Brown spots, bare patches and thin grass means it's time to reseed your lawn. This is a fairly simple job that requires more time and attention to detail than actual physical labor. Reseeding can increase the value of your home for an affordable price. Plus, it keeps weeds in check and adds beauty to your property. So, if you find yourself with a lawn that's looking a little lackluster, try some of these tips for a fuller, greener lawn. Remember that the best time of year to reseed your lawn is late August or early September, depending on your climate. You need to give the seeds time to start growing before winter.

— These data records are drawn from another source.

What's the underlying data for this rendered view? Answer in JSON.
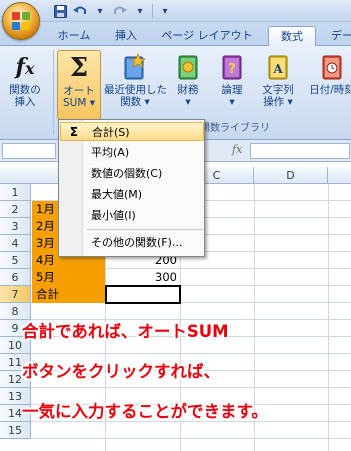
{
  "qat": {
    "save_icon": "save-icon",
    "undo_icon": "undo-icon",
    "redo_icon": "redo-icon",
    "customize_icon": "customize-icon"
  },
  "tabs": [
    {
      "label": "ホーム"
    },
    {
      "label": "挿入"
    },
    {
      "label": "ページ レイアウト"
    },
    {
      "label": "数式",
      "active": true
    },
    {
      "label": "デー"
    }
  ],
  "ribbon": {
    "buttons": [
      {
        "label1": "関数の",
        "label2": "挿入",
        "icon": "fx-icon"
      },
      {
        "label1": "オート",
        "label2": "SUM ▾",
        "icon": "sigma-icon",
        "pressed": true
      },
      {
        "label1": "最近使用した",
        "label2": "関数 ▾",
        "icon": "star-book-icon"
      },
      {
        "label1": "財務",
        "label2": "▾",
        "icon": "finance-book-icon"
      },
      {
        "label1": "論理",
        "label2": "▾",
        "icon": "logic-book-icon"
      },
      {
        "label1": "文字列",
        "label2": "操作 ▾",
        "icon": "text-book-icon"
      },
      {
        "label1": "日付/時刻",
        "label2": "",
        "icon": "date-book-icon"
      }
    ],
    "group_label": "関数ライブラリ"
  },
  "formula_bar": {
    "fx_label": "fx"
  },
  "menu": {
    "items": [
      {
        "icon": "Σ",
        "label": "合計(S)",
        "highlight": true
      },
      {
        "icon": "",
        "label": "平均(A)"
      },
      {
        "icon": "",
        "label": "数値の個数(C)"
      },
      {
        "icon": "",
        "label": "最大値(M)"
      },
      {
        "icon": "",
        "label": "最小値(I)"
      },
      {
        "icon": "",
        "label": "その他の関数(F)..."
      }
    ]
  },
  "sheet": {
    "columns": [
      "C",
      "D"
    ],
    "rows": [
      "1",
      "2",
      "3",
      "4",
      "5",
      "6",
      "7",
      "8",
      "9",
      "10",
      "11",
      "12",
      "13",
      "14",
      "15"
    ],
    "cells": {
      "a2": "1月",
      "a3": "2月",
      "a4": "3月",
      "a5": "4月",
      "a6": "5月",
      "a7": "合計",
      "b5": "200",
      "b6": "300"
    },
    "highlight_color": "#f5a000"
  },
  "annotation": {
    "line1": "合計であれば、オートSUM",
    "line2": "ボタンをクリックすれば、",
    "line3": "一気に入力することができます。",
    "color": "#e8000b"
  }
}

Before reseeding (also called "overseeding"), pull weeds, pick up debris and dethatch. Dethatching means removing grass clippings and dead grass that have settled in your lawn. You can use rakes specially designed for dethatching. Don't use regular leaf rakes. They won't have the stiffness to pull the thatch out of the grass. Dethatching with a garden-style rake or a double-duty rake also starts to break up the soil so the seeds have soft ground. You may want to consider renting a gas-powered dethatcher. If you have large bare areas, you may also consider renting a tiller to break up the soil. For bare spots that aren't too compacted, you can loosen soil to a 1-inch depth. If the soil is very compacted, you may need to loosen it as much as 6 inches. Break up clumps into pea or marble-sized chunks. Rake level any areas that have been broken up extensively.
After dethatching and breaking up the soil, spread an appropriate fertilizer for your lawn. Check with your local lawn and garden center for the type you need.
Sowing the Seeds
You're ready to put down your seed. Make sure you select a variety that matches your lawn for consistent color, texture and growth. You can reseed bare spots by hand. About 6 seeds per square inch will survive so don't overdo the seeding. For a more even coverage, try using a hand-held seed spreader, or use a regular drop or broadcast spreader. If you use the same spreader that you use for herbicides and fertilizer, be sure to give it a thorough washing.
Once your seeds are spread, water the entire area with a fine mist. Avoid overwatering or powerful spray settings. You don't want to wash your new seeds away.
If you're reseeding just a few bare spots, consider covering the areas with sheets of polyethylene plastic. This will help keep the moisture in the soil and reduce or eliminate the need for watering, depending on the amount of rain and humidity your area gets. Remove the plastic sheeting as soon as the seedlings begin sprouting.
Water areas not covered by plastic twice a day. Again, be careful not to wash seeds away. Grass will start to grow after about two weeks. Continue to water the new grass twice a day until it is about 1 inch tall. Water once a week until it's about 3 inches tall. You can mow the reseeded areas once the grass is fully established and thick enough to walk on.